-------- Material to process

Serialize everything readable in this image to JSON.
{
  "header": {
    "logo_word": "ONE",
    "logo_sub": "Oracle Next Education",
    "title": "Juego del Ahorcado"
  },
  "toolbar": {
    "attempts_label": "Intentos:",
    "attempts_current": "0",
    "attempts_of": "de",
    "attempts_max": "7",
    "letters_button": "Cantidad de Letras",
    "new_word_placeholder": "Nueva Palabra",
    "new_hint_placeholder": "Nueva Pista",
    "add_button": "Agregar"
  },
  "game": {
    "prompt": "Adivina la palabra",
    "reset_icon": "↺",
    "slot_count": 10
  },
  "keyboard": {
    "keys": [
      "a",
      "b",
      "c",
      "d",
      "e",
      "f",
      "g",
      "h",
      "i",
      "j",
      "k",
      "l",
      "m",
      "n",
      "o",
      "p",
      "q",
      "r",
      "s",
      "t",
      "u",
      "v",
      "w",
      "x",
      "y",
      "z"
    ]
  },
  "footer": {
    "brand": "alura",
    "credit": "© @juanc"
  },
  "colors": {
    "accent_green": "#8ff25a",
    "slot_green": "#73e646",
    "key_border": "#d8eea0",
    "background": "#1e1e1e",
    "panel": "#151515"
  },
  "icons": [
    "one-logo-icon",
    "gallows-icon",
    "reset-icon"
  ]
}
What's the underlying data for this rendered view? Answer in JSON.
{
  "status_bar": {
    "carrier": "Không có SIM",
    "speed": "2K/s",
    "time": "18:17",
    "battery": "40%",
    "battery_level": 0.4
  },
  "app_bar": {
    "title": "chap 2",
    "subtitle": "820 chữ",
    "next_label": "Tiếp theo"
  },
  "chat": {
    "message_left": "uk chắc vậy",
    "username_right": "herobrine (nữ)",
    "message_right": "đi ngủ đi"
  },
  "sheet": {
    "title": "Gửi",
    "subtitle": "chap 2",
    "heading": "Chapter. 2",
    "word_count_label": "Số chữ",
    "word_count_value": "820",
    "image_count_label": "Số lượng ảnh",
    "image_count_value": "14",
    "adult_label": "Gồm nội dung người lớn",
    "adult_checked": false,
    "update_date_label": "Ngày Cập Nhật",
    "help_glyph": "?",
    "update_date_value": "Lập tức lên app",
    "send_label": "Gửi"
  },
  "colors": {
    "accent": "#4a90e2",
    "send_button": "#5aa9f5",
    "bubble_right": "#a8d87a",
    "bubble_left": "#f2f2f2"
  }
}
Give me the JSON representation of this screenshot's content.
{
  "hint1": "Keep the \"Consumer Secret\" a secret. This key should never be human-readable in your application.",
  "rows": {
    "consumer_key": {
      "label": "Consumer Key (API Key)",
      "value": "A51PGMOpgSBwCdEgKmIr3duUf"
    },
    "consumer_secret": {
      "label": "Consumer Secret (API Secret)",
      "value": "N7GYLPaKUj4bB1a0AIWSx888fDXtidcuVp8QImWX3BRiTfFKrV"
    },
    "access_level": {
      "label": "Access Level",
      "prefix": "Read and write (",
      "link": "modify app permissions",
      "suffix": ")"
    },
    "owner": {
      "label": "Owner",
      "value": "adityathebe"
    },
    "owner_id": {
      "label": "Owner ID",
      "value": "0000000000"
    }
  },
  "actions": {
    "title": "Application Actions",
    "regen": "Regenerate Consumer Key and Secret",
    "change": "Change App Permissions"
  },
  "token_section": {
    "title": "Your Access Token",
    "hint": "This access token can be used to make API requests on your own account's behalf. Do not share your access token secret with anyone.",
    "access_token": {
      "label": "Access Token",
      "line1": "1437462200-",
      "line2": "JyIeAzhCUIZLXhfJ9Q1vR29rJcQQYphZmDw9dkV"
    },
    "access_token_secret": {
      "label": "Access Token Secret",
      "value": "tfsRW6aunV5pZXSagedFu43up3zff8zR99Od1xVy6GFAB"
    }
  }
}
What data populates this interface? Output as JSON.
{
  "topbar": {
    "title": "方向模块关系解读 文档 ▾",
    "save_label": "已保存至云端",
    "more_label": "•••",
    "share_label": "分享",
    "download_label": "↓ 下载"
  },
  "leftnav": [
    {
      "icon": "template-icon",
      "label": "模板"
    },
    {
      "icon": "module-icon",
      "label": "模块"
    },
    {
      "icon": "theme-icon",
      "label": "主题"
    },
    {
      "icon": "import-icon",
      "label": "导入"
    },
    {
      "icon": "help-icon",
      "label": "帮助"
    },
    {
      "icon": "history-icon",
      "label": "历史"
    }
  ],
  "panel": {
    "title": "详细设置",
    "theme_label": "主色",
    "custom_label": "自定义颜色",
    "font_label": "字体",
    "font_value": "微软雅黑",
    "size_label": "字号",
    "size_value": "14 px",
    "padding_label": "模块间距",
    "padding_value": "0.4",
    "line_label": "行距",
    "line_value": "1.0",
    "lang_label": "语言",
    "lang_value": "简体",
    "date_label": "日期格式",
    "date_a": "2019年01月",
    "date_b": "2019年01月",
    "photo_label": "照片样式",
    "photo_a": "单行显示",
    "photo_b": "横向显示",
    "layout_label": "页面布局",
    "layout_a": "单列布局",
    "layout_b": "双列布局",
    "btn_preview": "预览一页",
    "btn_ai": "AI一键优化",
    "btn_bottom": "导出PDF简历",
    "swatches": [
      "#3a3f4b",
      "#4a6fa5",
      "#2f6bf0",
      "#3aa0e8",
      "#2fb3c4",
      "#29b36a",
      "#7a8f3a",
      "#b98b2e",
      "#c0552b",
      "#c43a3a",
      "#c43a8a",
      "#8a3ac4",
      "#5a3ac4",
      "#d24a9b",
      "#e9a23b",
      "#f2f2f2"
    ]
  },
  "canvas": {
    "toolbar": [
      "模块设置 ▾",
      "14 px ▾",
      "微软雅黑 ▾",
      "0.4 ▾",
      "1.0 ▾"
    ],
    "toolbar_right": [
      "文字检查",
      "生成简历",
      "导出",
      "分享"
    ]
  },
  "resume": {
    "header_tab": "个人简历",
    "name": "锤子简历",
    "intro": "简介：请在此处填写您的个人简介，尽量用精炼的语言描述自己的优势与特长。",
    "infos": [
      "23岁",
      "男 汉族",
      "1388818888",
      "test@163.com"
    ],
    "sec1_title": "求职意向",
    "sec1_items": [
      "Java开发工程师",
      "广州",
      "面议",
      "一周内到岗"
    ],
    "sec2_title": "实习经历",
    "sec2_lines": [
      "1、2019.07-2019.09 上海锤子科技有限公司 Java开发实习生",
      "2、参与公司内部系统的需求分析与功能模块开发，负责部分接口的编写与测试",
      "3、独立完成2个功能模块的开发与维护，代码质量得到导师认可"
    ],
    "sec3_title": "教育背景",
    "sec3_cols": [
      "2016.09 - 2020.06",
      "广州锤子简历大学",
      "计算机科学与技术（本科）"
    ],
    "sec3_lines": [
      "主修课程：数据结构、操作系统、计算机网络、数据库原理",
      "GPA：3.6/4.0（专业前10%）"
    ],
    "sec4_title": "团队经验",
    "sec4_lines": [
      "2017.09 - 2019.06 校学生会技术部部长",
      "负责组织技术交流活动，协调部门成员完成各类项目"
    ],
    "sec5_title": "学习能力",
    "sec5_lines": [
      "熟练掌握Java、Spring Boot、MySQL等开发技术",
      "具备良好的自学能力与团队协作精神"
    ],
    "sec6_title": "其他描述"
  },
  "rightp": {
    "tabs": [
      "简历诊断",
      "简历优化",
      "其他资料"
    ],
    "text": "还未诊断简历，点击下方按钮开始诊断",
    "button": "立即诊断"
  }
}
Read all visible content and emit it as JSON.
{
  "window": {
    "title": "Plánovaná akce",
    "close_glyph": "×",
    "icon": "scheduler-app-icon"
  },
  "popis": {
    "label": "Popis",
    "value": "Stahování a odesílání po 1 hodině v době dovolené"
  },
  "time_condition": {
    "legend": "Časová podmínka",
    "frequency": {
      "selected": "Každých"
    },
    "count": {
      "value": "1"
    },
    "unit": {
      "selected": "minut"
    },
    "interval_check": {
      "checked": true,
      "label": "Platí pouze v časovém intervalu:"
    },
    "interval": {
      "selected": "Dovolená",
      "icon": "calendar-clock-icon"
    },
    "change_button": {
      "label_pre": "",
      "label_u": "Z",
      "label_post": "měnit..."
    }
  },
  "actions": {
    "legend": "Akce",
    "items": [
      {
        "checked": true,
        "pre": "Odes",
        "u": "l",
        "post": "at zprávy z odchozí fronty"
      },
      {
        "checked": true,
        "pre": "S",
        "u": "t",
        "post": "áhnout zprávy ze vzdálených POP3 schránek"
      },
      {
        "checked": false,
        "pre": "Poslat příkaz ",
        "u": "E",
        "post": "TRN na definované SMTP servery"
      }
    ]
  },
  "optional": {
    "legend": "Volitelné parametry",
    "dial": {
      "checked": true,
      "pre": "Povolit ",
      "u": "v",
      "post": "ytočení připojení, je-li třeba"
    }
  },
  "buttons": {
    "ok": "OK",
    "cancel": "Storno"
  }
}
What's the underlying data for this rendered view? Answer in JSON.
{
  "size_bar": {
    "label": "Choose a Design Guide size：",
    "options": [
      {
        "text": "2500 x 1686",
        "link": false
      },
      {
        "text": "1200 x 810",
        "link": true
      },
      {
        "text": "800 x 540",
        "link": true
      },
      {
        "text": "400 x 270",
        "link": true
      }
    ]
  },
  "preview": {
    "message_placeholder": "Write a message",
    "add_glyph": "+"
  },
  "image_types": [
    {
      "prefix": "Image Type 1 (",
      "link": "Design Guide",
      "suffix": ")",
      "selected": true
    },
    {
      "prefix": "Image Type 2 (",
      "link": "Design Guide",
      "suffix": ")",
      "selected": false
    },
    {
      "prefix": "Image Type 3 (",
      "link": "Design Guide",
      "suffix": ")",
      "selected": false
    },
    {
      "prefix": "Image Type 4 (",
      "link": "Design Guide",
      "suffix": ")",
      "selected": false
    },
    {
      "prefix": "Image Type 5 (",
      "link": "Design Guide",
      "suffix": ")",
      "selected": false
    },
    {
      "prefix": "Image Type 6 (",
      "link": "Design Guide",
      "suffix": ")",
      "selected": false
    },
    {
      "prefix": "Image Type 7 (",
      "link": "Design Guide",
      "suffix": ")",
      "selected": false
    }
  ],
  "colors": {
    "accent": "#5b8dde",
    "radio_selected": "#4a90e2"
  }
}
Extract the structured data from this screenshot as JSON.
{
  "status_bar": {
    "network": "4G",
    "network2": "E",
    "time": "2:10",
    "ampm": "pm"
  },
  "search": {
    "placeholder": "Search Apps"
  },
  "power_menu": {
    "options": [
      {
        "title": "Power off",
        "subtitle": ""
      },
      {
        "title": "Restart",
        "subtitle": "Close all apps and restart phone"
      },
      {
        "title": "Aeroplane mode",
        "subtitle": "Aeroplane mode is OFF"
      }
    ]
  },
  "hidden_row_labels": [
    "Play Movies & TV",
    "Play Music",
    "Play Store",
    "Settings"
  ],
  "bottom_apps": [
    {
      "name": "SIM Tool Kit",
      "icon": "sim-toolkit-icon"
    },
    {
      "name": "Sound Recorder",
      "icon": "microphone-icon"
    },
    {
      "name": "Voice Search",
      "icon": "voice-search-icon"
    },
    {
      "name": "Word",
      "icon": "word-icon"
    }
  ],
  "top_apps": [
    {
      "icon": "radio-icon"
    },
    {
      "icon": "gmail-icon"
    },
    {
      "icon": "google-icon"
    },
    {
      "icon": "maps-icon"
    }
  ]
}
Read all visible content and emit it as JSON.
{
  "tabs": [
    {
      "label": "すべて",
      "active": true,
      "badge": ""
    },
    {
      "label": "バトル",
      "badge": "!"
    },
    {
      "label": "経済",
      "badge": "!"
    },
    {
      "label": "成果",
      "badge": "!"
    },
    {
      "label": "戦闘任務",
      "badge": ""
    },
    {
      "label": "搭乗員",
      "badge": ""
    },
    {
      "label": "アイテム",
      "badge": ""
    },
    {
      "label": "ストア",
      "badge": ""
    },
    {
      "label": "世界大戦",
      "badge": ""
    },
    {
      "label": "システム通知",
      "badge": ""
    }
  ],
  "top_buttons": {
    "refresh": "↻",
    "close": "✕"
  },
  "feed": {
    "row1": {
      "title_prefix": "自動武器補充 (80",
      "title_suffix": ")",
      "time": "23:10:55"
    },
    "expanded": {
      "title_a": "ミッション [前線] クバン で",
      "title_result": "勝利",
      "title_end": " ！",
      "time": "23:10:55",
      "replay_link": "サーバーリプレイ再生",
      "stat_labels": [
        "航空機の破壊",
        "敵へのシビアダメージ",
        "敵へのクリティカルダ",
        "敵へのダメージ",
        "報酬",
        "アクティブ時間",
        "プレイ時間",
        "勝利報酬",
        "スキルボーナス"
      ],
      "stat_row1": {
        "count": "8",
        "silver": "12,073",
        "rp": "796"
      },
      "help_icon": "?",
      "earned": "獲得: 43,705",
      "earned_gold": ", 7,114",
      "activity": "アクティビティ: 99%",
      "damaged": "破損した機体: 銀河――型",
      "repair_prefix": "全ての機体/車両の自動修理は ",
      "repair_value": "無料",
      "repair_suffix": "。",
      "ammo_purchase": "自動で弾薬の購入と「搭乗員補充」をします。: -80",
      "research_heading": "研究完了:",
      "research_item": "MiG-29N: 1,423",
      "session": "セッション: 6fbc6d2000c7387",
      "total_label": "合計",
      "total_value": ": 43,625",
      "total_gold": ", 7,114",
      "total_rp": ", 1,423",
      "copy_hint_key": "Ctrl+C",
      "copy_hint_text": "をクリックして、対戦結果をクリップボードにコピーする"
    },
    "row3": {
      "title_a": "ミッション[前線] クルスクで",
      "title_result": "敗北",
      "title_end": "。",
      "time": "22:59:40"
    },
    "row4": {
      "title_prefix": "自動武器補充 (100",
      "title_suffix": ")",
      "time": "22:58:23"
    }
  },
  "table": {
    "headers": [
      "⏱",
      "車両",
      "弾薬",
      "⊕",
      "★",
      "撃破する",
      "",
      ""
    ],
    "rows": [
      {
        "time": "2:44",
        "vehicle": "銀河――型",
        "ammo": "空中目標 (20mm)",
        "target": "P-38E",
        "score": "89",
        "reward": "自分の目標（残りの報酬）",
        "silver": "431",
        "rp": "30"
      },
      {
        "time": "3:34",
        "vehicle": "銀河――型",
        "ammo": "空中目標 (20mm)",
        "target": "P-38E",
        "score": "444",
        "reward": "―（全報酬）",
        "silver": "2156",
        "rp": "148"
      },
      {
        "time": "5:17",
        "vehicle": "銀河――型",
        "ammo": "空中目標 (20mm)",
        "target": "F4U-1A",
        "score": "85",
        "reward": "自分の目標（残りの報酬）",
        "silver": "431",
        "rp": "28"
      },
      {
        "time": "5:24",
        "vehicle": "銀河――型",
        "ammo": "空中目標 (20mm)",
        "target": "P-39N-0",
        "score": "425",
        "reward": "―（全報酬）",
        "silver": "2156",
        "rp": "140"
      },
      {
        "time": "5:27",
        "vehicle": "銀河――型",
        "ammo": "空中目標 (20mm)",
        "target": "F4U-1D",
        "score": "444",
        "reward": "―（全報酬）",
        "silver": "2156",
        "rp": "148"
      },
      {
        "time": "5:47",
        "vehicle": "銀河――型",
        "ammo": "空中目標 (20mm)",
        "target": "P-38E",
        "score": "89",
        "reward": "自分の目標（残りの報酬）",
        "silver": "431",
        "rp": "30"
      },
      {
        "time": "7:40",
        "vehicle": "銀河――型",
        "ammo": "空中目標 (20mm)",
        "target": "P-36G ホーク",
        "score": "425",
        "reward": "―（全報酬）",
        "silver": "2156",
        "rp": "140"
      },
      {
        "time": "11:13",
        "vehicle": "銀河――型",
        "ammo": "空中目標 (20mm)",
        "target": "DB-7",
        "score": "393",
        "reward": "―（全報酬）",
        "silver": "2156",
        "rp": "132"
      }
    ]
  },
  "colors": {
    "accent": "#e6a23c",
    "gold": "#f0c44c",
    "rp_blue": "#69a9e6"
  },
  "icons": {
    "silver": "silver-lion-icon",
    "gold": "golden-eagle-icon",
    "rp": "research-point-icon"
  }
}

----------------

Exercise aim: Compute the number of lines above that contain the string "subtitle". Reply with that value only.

Exercise answer: 5